* _EXERCISE_: Copy out all the lines of the data that hold the word "screenshot".

Dataset rows describing interfaces
- Opening Delimiter -
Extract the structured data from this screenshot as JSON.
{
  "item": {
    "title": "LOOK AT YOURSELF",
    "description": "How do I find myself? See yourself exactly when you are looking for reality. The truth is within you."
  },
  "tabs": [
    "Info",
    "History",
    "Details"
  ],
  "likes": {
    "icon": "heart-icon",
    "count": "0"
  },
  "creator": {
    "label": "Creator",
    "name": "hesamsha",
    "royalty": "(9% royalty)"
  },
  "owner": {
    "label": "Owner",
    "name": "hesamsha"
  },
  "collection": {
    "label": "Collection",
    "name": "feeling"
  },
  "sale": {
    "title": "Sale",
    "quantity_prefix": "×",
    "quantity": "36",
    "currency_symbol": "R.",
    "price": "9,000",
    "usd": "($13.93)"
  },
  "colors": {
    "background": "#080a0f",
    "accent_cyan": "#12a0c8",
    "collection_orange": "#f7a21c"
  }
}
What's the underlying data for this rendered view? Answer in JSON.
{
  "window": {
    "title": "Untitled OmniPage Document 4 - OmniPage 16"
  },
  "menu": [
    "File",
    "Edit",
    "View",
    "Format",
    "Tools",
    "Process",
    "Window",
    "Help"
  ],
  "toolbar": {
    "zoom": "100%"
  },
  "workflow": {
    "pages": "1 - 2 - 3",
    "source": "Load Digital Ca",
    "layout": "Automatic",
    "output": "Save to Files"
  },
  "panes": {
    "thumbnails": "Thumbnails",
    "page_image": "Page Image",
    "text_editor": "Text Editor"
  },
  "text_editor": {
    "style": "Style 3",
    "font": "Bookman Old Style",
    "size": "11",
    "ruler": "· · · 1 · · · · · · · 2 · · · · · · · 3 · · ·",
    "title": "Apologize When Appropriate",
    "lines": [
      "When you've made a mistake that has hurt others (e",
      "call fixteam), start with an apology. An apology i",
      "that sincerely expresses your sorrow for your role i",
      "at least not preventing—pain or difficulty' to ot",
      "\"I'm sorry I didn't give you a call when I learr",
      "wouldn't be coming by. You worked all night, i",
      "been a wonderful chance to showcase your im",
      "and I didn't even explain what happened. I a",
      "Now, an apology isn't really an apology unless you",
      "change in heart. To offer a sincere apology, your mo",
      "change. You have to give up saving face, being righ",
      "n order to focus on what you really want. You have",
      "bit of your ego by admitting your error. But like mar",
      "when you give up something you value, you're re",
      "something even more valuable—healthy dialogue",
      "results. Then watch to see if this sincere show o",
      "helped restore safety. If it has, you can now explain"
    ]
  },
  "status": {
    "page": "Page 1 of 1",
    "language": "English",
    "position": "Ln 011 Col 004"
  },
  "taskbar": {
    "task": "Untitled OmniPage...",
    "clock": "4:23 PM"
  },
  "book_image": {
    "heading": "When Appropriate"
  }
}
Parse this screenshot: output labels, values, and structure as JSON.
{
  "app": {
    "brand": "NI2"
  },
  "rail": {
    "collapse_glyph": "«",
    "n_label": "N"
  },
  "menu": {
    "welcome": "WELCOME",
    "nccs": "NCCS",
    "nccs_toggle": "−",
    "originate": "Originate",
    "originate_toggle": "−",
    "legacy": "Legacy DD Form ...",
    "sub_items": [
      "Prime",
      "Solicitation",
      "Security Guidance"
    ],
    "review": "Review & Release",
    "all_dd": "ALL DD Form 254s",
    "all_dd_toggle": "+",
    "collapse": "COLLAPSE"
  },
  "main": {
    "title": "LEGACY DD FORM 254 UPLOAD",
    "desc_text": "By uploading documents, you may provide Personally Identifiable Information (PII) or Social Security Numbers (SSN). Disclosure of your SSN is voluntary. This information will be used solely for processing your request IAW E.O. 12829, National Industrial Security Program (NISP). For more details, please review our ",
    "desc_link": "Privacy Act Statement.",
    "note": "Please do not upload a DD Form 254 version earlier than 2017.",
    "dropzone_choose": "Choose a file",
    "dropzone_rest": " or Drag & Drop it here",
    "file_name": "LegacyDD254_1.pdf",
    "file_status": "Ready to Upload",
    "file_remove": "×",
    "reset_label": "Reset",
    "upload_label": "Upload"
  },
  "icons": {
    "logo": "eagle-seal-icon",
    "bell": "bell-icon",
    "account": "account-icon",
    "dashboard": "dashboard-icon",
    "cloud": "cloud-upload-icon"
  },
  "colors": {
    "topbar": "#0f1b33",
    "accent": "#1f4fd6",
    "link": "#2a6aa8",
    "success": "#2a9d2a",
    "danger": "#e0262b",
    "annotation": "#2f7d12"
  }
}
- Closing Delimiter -
* _FINAL ANSWER_:
Extract the structured data from this screenshot as JSON.
Parse this screenshot: output labels, values, and structure as JSON.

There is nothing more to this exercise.